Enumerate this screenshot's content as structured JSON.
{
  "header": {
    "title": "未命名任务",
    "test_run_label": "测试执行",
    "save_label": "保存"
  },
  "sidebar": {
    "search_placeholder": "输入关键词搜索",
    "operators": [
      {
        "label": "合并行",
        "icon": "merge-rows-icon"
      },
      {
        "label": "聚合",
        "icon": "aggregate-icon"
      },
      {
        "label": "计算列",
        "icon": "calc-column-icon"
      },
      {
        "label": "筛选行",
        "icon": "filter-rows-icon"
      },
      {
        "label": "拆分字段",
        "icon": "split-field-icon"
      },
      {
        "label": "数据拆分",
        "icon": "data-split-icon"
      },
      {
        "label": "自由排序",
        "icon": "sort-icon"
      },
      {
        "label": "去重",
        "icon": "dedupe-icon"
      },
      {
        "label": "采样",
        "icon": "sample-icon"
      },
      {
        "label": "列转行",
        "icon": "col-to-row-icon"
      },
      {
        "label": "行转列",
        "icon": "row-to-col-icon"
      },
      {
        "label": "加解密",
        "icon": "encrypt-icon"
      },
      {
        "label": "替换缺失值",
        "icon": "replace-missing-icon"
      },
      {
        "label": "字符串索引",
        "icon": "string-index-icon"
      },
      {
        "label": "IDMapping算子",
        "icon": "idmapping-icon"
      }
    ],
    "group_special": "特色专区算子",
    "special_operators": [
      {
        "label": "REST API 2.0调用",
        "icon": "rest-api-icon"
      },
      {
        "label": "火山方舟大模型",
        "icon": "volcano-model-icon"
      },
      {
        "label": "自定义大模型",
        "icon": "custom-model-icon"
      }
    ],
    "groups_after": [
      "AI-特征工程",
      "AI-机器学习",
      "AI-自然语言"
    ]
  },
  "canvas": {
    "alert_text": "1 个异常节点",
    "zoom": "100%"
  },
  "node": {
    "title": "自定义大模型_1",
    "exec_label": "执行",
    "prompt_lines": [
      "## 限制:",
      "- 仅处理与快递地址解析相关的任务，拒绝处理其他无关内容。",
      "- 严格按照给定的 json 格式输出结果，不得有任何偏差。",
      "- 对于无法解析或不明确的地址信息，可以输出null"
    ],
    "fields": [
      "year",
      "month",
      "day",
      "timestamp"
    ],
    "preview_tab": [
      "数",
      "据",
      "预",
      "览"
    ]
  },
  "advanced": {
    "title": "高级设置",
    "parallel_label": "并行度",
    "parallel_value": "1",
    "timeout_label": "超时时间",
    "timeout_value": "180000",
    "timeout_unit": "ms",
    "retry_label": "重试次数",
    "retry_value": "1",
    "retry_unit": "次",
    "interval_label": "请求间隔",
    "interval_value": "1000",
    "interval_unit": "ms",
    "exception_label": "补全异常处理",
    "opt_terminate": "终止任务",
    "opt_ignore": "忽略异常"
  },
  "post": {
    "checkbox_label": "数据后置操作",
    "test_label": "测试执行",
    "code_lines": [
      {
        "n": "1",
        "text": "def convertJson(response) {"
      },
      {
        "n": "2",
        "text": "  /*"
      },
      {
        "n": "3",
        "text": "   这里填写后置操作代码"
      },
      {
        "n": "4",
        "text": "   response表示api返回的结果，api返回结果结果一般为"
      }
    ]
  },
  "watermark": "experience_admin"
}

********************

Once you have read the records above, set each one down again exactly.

Enumerate this screenshot's content as structured JSON.
{
  "header": {
    "title": "未命名任务",
    "test_run_label": "测试执行",
    "save_label": "保存"
  },
  "sidebar": {
    "search_placeholder": "输入关键词搜索",
    "operators": [
      {
        "label": "合并行",
        "icon": "merge-rows-icon"
      },
      {
        "label": "聚合",
        "icon": "aggregate-icon"
      },
      {
        "label": "计算列",
        "icon": "calc-column-icon"
      },
      {
        "label": "筛选行",
        "icon": "filter-rows-icon"
      },
      {
        "label": "拆分字段",
        "icon": "split-field-icon"
      },
      {
        "label": "数据拆分",
        "icon": "data-split-icon"
      },
      {
        "label": "自由排序",
        "icon": "sort-icon"
      },
      {
        "label": "去重",
        "icon": "dedupe-icon"
      },
      {
        "label": "采样",
        "icon": "sample-icon"
      },
      {
        "label": "列转行",
        "icon": "col-to-row-icon"
      },
      {
        "label": "行转列",
        "icon": "row-to-col-icon"
      },
      {
        "label": "加解密",
        "icon": "encrypt-icon"
      },
      {
        "label": "替换缺失值",
        "icon": "replace-missing-icon"
      },
      {
        "label": "字符串索引",
        "icon": "string-index-icon"
      },
      {
        "label": "IDMapping算子",
        "icon": "idmapping-icon"
      }
    ],
    "group_special": "特色专区算子",
    "special_operators": [
      {
        "label": "REST API 2.0调用",
        "icon": "rest-api-icon"
      },
      {
        "label": "火山方舟大模型",
        "icon": "volcano-model-icon"
      },
      {
        "label": "自定义大模型",
        "icon": "custom-model-icon"
      }
    ],
    "groups_after": [
      "AI-特征工程",
      "AI-机器学习",
      "AI-自然语言"
    ]
  },
  "canvas": {
    "alert_text": "1 个异常节点",
    "zoom": "100%"
  },
  "node": {
    "title": "自定义大模型_1",
    "exec_label": "执行",
    "prompt_lines": [
      "## 限制:",
      "- 仅处理与快递地址解析相关的任务，拒绝处理其他无关内容。",
      "- 严格按照给定的 json 格式输出结果，不得有任何偏差。",
      "- 对于无法解析或不明确的地址信息，可以输出null"
    ],
    "fields": [
      "year",
      "month",
      "day",
      "timestamp"
    ],
    "preview_tab": [
      "数",
      "据",
      "预",
      "览"
    ]
  },
  "advanced": {
    "title": "高级设置",
    "parallel_label": "并行度",
    "parallel_value": "1",
    "timeout_label": "超时时间",
    "timeout_value": "180000",
    "timeout_unit": "ms",
    "retry_label": "重试次数",
    "retry_value": "1",
    "retry_unit": "次",
    "interval_label": "请求间隔",
    "interval_value": "1000",
    "interval_unit": "ms",
    "exception_label": "补全异常处理",
    "opt_terminate": "终止任务",
    "opt_ignore": "忽略异常"
  },
  "post": {
    "checkbox_label": "数据后置操作",
    "test_label": "测试执行",
    "code_lines": [
      {
        "n": "1",
        "text": "def convertJson(response) {"
      },
      {
        "n": "2",
        "text": "  /*"
      },
      {
        "n": "3",
        "text": "   这里填写后置操作代码"
      },
      {
        "n": "4",
        "text": "   response表示api返回的结果，api返回结果结果一般为"
      }
    ]
  },
  "watermark": "experience_admin"
}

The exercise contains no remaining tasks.